Normally what happens when a Planetary Defence Force goes up against anybody. Think the Imperial Guard, except they lack the one thing that make the Guard a force to be reckoned with: sheer quantity. Happens depressingly often with the Imperial Guard as well, especially in stories where the protagonists areSpace Marines. When Tyranids appear in fluff, they're usually the ones delivering the curb-stomp.
Horus vs. Ollanius Pius. The former was the strongest and most skilled of a bunch of demi-gods before the Chaos Gods used him as a receptacle for power. The latter was a standard Guardsman, the same as the ones who die in droves against the alien and mutant every day. Pius died standing, if only because his skin hit the far wall before the rest of him hit the ground.

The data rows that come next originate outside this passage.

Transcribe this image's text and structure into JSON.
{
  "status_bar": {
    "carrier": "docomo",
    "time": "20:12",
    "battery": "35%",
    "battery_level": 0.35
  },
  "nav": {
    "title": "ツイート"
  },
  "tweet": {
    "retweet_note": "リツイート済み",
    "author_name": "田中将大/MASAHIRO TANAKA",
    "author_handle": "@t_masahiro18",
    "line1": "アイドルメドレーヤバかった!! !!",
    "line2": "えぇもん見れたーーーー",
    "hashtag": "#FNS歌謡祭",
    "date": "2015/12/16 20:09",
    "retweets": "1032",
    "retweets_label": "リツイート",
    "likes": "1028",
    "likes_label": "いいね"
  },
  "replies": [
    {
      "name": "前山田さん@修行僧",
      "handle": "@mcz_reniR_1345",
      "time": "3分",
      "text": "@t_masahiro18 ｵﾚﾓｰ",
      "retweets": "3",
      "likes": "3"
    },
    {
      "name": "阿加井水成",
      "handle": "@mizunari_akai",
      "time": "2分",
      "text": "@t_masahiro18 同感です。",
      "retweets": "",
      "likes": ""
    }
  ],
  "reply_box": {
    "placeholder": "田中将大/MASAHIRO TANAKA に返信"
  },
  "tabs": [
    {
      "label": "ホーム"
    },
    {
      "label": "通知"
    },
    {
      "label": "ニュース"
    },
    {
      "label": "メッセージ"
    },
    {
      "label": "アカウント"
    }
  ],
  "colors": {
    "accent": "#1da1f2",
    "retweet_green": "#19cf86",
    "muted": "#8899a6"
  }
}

Primarch Sanguinius vs. Ka'Bhanda. After a short battle, the greatest of Khorne's daemon lords was sent back to the Warp with no wings, a broken back and a serious case of butthurt.
The Battle of the Blood Nebula. The Imperium, finally having enough of the Eldar, decides to root them out at the source and destroy a Craftworld. Unfortunately, the one they chose was Biel-tan. Result: an entire Imperial sector fleet annihilated, with Biel-tan taking minimal loss. The defeat was so utterly crushing that it caused the Imperium to drop the whole "exterminate the Eldar" idea and simply deal with them as they crop up, although it didn't stop the Invaders Space Marines from delivering their own curb-stomp on Craftworld Idrahae later. In a three-fer stomping, the survivors of Idrahae went to Craftworld Alaitoc for help, and Alaitoc sent a force to the Invaders' homeworld; as a result, the Invaders were forced to become a fleet-based chapter.

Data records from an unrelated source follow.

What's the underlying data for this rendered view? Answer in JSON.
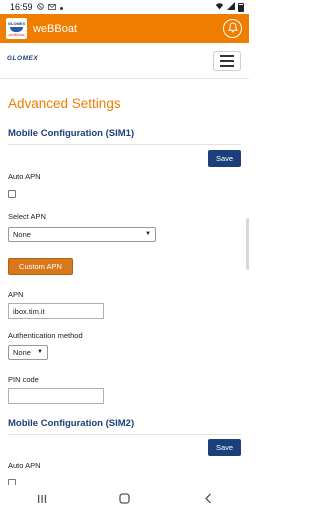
{
  "status_bar": {
    "time": "16:59",
    "notification_icons": [
      "whatsapp-icon",
      "mail-icon",
      "dot-icon"
    ],
    "system_icons": [
      "wifi-icon",
      "signal-icon",
      "battery-icon"
    ]
  },
  "app_bar": {
    "logo_text_top": "GLOMEX",
    "logo_text_bottom": "weBBoat",
    "title": "weBBoat",
    "bell_icon": "bell-icon",
    "color": "#ef7d00"
  },
  "page_header": {
    "brand": "GLOMEX",
    "menu_icon": "hamburger-menu-icon"
  },
  "page": {
    "title": "Advanced Settings",
    "sim1": {
      "title": "Mobile Configuration (SIM1)",
      "save_label": "Save",
      "auto_apn_label": "Auto APN",
      "auto_apn_checked": false,
      "select_apn_label": "Select APN",
      "select_apn_value": "None",
      "custom_apn_button": "Custom APN",
      "apn_label": "APN",
      "apn_value": "ibox.tim.it",
      "auth_label": "Authentication method",
      "auth_value": "None",
      "pin_label": "PIN code",
      "pin_value": ""
    },
    "sim2": {
      "title": "Mobile Configuration (SIM2)",
      "save_label": "Save",
      "auto_apn_label": "Auto APN",
      "auto_apn_checked": false
    }
  },
  "nav_bar": {
    "icons": [
      "recent-apps-icon",
      "home-icon",
      "back-icon"
    ]
  },
  "colors": {
    "accent": "#ef7d00",
    "primary": "#1b3f7a",
    "custom_apn_button": "#d8771c"
  }
}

The Doom of Malan'tai. An entire Eldar Craftworld lost to a lone Tyranid zoanthrope. Ok, admittedly, the stomping happened after it ate all of the soul energy of the Craftworld's Infinity Circuit, but still, not one of the Eldar's finer moments.
Pretty much the whole schtick of the Legion of the Damned is jumping into battles where the Imperium is on the receiving end of a stomping, and turning the tables. The Space Wolves are also pretty famous in-universe for dolling these out.

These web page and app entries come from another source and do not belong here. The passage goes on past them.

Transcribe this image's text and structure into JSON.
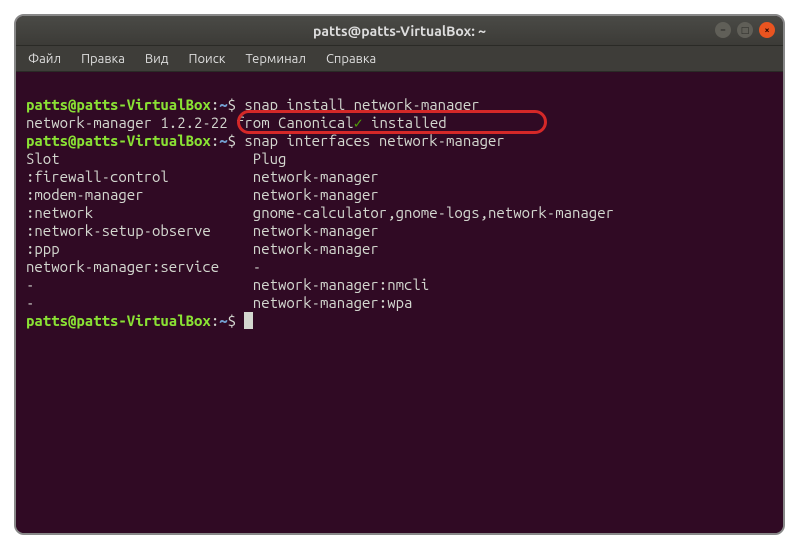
{
  "window": {
    "title": "patts@patts-VirtualBox: ~"
  },
  "menubar": {
    "items": [
      "Файл",
      "Правка",
      "Вид",
      "Поиск",
      "Терминал",
      "Справка"
    ]
  },
  "prompt": {
    "user": "patts@patts-VirtualBox",
    "sep": ":",
    "path": "~",
    "dollar": "$"
  },
  "lines": {
    "cmd1": " snap install network-manager",
    "out1a": "network-manager 1.2.2-22 from Canonical",
    "out1check": "✓",
    "out1b": " installed",
    "cmd2": " snap interfaces network-manager",
    "header": "Slot                       Plug",
    "row1": ":firewall-control          network-manager",
    "row2": ":modem-manager             network-manager",
    "row3": ":network                   gnome-calculator,gnome-logs,network-manager",
    "row4": ":network-setup-observe     network-manager",
    "row5": ":ppp                       network-manager",
    "row6": "network-manager:service    -",
    "row7": "-                          network-manager:nmcli",
    "row8": "-                          network-manager:wpa"
  }
}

The Singularity System models vehicle-scale and personal-scale combat with the same system. Unsurprisingly, cross-scale combats are usually Curb Stomp Battles in favor of the vehicular-scale combatants. This is not always the case, though, especially when Powered Armor come into play.
Any time a traditionally equipped Martian army gets into a scrap with a modern force in Rocket Age. The Deutsche Marskorps and their war-walkers in particular are the masters of this.
In RuneQuest, it's established that attacking the dragonewt home city and destroying their eggs - the focus of their repeated reincarnation - is completely off limits. The reason lies in the last time it was tried: The true dragons got very, very upset and the resulting Dragonkill Wars weren't so named because of anything the dragons suffered. Ever since, it has been understood that battling individual dragonewts is allowed, but attempted genocide is a giant no-no.
As per other games above, pretty much guaranteed in Anima: Beyond Fantasy if low-level characters fight high-level ones. To give some scale, here someone of around level 3 is considered, to give a comparison, the equivalent of an elite soldier (think of Rambo) and those of around level 6 equivalent to people who in Real Life are just a-few-in-all-history. Level 8 characters and higher are said to be able to single-handedly destroy an enemy army, and it just continues going up from there... until someone finds that the game's most powerful entities (Beryls, the Shajads, C'iel, and Gaira) could kill the highest-level character someone could think of with just the equivalent of winking an eye.